Please retype the data in full and exactly; the pictures are not part of the copy.

**PROVIDED ENTRIES**
============================================================

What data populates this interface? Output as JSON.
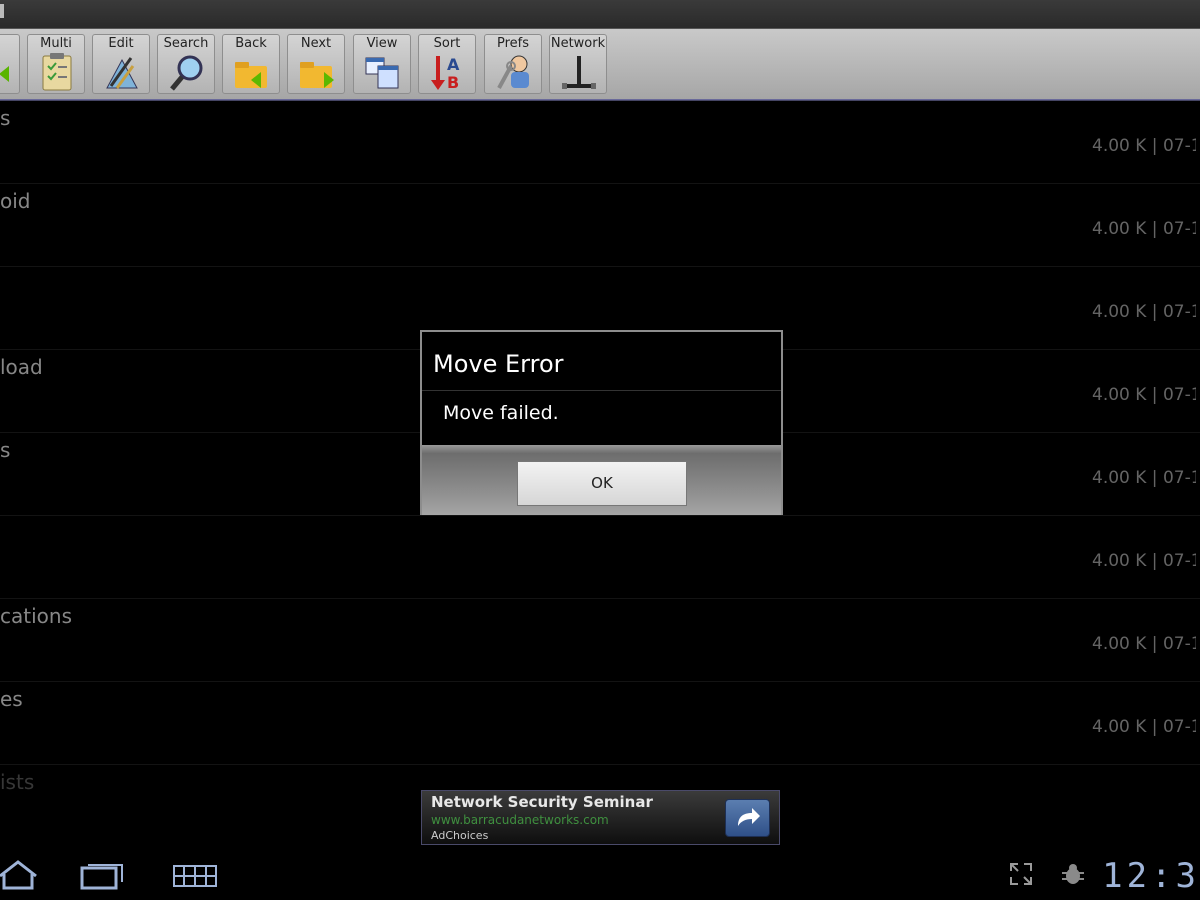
{
  "toolbar": {
    "buttons": [
      {
        "label": "Multi",
        "icon": "clipboard-check-icon"
      },
      {
        "label": "Edit",
        "icon": "edit-tools-icon"
      },
      {
        "label": "Search",
        "icon": "magnifier-icon"
      },
      {
        "label": "Back",
        "icon": "folder-back-icon"
      },
      {
        "label": "Next",
        "icon": "folder-next-icon"
      },
      {
        "label": "View",
        "icon": "view-windows-icon"
      },
      {
        "label": "Sort",
        "icon": "sort-ab-icon"
      },
      {
        "label": "Prefs",
        "icon": "prefs-wrench-icon"
      },
      {
        "label": "Network",
        "icon": "network-icon"
      }
    ]
  },
  "files": [
    {
      "name": "s",
      "meta": "4.00 K | 07-1"
    },
    {
      "name": "oid",
      "meta": "4.00 K | 07-1"
    },
    {
      "name": "",
      "meta": "4.00 K | 07-1"
    },
    {
      "name": "load",
      "meta": "4.00 K | 07-1"
    },
    {
      "name": "s",
      "meta": "4.00 K | 07-1"
    },
    {
      "name": "",
      "meta": "4.00 K | 07-1"
    },
    {
      "name": "cations",
      "meta": "4.00 K | 07-1"
    },
    {
      "name": "es",
      "meta": "4.00 K | 07-1"
    }
  ],
  "partial_row": "ists",
  "dialog": {
    "title": "Move Error",
    "message": "Move failed.",
    "ok_label": "OK"
  },
  "ad": {
    "title": "Network Security Seminar",
    "url": "www.barracudanetworks.com",
    "choices": "AdChoices"
  },
  "status": {
    "clock": "12:3"
  },
  "colors": {
    "toolbar_bg": "#b8b8b8",
    "dialog_bg": "#000000",
    "accent_blue": "#9fb4d8",
    "ad_url": "#3f8f3f"
  }
}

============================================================

**EXERCISE RESPONSE**
What data populates this interface? Output as JSON.
{
  "toolbar": {
    "buttons": [
      {
        "label": "Multi",
        "icon": "clipboard-check-icon"
      },
      {
        "label": "Edit",
        "icon": "edit-tools-icon"
      },
      {
        "label": "Search",
        "icon": "magnifier-icon"
      },
      {
        "label": "Back",
        "icon": "folder-back-icon"
      },
      {
        "label": "Next",
        "icon": "folder-next-icon"
      },
      {
        "label": "View",
        "icon": "view-windows-icon"
      },
      {
        "label": "Sort",
        "icon": "sort-ab-icon"
      },
      {
        "label": "Prefs",
        "icon": "prefs-wrench-icon"
      },
      {
        "label": "Network",
        "icon": "network-icon"
      }
    ]
  },
  "files": [
    {
      "name": "s",
      "meta": "4.00 K | 07-1"
    },
    {
      "name": "oid",
      "meta": "4.00 K | 07-1"
    },
    {
      "name": "",
      "meta": "4.00 K | 07-1"
    },
    {
      "name": "load",
      "meta": "4.00 K | 07-1"
    },
    {
      "name": "s",
      "meta": "4.00 K | 07-1"
    },
    {
      "name": "",
      "meta": "4.00 K | 07-1"
    },
    {
      "name": "cations",
      "meta": "4.00 K | 07-1"
    },
    {
      "name": "es",
      "meta": "4.00 K | 07-1"
    }
  ],
  "partial_row": "ists",
  "dialog": {
    "title": "Move Error",
    "message": "Move failed.",
    "ok_label": "OK"
  },
  "ad": {
    "title": "Network Security Seminar",
    "url": "www.barracudanetworks.com",
    "choices": "AdChoices"
  },
  "status": {
    "clock": "12:3"
  },
  "colors": {
    "toolbar_bg": "#b8b8b8",
    "dialog_bg": "#000000",
    "accent_blue": "#9fb4d8",
    "ad_url": "#3f8f3f"
  }
}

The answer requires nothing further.